I save turtles.
The first time I pulled up on a turtle crossing the road, I thought that someone’s pet had escaped its pen. But that was during my first week living in Florida, and I had yet to realize that turtles are to the roads of the sweltering south what deer are to the of the highways of the wild west: roadkill.
Have you ever seen a turtle that’s been run over? It’s as disgusting as you’d imagine. And twice as sad. Jumping out of the car to prevent turtle pancakes just feels like the right thing to do.

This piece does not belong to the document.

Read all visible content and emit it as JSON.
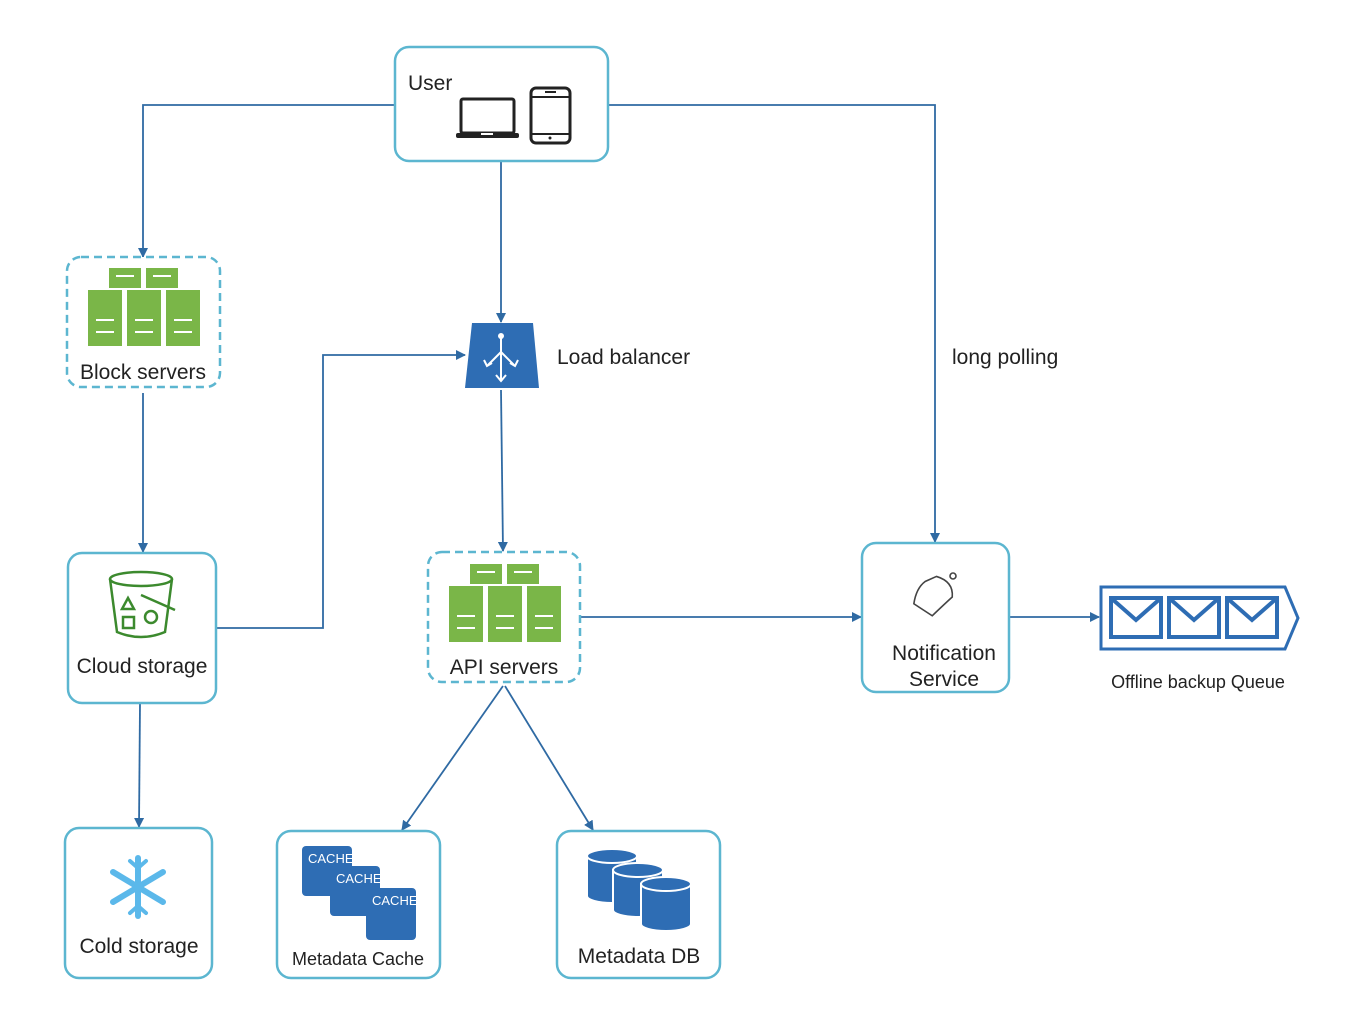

I heard a story about an old man who tossed starfish back into the ocean in the morning so the starfish wouldn’t die from exposure once the sun came up. Some teenager (or business man?) (or news reporter?) scoffed at the old man’s efforts and commented, “There are miles and miles of beaches, with starfish all along the way! You can’t possibly make a difference!”

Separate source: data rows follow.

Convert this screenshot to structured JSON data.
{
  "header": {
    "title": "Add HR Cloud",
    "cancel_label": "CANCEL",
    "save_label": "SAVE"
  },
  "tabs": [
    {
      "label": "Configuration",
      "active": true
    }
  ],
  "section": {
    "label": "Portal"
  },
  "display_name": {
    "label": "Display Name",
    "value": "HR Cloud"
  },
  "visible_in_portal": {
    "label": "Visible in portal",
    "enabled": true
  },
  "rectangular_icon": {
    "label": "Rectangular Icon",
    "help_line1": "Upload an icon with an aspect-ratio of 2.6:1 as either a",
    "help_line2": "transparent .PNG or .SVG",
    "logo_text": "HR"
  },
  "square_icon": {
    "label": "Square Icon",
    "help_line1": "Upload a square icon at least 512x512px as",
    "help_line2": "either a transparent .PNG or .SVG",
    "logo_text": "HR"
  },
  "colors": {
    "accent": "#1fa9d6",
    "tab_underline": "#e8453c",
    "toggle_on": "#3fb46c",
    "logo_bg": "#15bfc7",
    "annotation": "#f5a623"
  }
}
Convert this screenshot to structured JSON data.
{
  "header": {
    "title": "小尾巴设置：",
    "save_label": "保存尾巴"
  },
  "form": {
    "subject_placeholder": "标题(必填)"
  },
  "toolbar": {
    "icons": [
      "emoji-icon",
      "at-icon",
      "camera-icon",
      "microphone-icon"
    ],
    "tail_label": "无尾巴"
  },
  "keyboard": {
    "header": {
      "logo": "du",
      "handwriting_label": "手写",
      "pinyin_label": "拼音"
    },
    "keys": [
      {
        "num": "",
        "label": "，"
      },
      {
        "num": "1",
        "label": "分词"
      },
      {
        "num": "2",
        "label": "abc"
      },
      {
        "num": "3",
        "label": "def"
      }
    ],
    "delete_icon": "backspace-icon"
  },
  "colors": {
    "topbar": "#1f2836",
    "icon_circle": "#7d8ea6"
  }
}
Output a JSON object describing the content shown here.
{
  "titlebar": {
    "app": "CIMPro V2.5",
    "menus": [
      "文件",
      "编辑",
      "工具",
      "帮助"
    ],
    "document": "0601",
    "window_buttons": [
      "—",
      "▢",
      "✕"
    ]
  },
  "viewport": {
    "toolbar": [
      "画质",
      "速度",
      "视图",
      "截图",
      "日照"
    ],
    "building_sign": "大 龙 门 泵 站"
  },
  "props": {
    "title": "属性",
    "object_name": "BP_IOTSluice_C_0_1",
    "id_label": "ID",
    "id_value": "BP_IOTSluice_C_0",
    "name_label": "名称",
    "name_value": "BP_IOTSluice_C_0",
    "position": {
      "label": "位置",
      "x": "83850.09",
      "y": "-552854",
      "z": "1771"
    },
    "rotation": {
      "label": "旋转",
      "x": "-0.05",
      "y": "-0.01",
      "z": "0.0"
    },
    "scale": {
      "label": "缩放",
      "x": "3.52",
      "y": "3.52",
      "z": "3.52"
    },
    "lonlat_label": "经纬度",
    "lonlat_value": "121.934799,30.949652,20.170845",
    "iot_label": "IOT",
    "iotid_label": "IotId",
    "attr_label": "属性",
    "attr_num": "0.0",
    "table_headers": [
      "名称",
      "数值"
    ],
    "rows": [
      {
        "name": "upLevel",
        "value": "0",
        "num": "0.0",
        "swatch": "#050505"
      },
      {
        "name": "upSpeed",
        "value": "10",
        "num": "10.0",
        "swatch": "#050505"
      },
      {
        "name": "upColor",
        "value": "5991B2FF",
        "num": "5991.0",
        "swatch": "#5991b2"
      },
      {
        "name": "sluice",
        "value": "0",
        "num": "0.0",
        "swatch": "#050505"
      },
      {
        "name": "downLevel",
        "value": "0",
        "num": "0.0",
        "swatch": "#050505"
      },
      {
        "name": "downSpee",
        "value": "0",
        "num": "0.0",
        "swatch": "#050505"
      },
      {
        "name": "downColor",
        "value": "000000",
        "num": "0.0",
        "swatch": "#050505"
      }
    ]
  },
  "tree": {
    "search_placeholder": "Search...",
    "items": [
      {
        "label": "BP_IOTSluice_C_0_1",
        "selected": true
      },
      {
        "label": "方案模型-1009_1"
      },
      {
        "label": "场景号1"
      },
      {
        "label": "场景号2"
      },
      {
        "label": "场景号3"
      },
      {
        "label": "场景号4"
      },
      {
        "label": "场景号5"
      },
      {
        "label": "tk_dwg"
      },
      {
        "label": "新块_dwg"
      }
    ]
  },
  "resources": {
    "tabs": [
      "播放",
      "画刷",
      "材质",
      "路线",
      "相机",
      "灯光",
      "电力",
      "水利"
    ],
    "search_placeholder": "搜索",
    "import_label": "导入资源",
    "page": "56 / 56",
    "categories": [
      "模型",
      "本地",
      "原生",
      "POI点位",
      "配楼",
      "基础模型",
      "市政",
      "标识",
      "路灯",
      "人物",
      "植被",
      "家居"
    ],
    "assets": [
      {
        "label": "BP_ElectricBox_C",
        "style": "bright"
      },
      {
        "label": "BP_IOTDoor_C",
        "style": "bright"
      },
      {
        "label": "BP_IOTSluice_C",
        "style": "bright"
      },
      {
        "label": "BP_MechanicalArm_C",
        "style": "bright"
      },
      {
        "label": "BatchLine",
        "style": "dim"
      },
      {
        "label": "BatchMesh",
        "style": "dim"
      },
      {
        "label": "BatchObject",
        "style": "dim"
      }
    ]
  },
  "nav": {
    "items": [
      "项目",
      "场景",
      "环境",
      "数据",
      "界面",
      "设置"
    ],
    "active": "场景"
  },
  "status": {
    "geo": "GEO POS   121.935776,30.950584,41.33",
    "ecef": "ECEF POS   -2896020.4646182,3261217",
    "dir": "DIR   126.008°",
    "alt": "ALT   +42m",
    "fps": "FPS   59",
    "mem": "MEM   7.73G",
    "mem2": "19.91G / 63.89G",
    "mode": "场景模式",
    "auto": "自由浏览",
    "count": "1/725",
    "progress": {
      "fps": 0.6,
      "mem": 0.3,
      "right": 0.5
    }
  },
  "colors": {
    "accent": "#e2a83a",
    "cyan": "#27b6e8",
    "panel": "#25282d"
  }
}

The old man replied, tossing another starfish into the ocean, “Made a difference to that one.”
Uh, STARFISH DON’T CARE!
And neither do turtles. In fact, the turtles seem more annoyed than appreciative, which, in turn, annoys me. The turtles flail their reptilian limbs. The bold ones try to bite. Some will even hiss.

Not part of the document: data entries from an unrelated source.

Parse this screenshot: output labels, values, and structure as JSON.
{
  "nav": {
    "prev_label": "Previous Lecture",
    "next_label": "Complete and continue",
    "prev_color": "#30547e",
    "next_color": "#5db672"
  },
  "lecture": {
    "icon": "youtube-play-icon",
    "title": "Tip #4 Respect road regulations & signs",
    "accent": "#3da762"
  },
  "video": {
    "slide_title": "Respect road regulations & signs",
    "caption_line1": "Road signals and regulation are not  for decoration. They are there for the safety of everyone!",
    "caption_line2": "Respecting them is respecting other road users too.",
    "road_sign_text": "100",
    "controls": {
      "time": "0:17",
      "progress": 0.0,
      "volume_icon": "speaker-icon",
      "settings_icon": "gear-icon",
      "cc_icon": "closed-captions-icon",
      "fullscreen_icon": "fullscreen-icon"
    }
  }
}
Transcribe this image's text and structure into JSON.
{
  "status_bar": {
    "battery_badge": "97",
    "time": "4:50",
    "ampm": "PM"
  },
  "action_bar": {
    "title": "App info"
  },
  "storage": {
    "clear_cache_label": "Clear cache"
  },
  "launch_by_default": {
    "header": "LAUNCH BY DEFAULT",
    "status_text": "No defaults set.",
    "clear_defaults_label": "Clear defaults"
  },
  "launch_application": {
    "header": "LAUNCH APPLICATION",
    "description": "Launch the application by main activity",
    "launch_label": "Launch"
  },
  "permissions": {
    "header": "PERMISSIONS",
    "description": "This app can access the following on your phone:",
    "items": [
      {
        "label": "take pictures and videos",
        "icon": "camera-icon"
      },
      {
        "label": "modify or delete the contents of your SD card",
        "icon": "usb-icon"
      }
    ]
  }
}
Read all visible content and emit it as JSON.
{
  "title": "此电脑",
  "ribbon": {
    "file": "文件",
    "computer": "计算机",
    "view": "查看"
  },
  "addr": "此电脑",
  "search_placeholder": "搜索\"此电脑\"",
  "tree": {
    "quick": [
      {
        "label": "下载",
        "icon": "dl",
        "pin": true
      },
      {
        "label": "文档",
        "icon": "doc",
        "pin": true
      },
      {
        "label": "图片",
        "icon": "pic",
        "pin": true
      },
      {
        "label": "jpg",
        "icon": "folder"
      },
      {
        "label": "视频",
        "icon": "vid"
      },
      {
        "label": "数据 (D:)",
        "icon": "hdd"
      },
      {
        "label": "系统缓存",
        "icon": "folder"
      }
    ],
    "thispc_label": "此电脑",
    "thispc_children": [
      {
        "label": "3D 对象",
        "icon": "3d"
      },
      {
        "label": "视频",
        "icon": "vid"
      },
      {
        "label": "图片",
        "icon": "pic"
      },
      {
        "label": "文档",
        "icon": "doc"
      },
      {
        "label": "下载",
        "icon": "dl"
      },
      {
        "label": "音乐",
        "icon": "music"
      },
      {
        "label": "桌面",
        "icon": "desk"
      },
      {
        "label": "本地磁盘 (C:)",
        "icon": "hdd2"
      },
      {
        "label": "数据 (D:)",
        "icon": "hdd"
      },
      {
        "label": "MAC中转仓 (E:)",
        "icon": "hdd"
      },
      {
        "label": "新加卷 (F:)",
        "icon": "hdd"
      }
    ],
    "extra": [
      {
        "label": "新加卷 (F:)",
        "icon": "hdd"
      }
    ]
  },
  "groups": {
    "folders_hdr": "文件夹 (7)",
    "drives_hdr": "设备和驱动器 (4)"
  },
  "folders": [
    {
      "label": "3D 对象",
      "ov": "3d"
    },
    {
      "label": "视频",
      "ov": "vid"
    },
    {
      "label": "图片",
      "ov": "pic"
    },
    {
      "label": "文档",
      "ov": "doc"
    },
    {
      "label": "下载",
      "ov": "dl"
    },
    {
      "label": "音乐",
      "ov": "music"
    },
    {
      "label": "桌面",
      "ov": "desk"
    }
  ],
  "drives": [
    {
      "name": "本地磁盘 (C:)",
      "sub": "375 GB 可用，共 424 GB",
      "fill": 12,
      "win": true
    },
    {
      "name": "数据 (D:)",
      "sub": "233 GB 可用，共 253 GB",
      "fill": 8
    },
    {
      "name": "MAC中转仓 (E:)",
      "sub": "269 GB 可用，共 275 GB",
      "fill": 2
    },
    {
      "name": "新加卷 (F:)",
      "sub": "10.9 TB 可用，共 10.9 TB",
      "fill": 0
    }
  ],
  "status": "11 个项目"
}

I can’t help it though—I see a turtle in the road and instinctively turn on my hazards. The amount of traffic is no concern. The other cars can honk all they want. I’m saving a turtle.
To the dozen or so turtles I’ve saved out there: it might not have mattered to you, but it mattered to me. I know that sometimes you’ve just got to do what feels right, regardless of whether other people, turtles, or starfish give a hoot.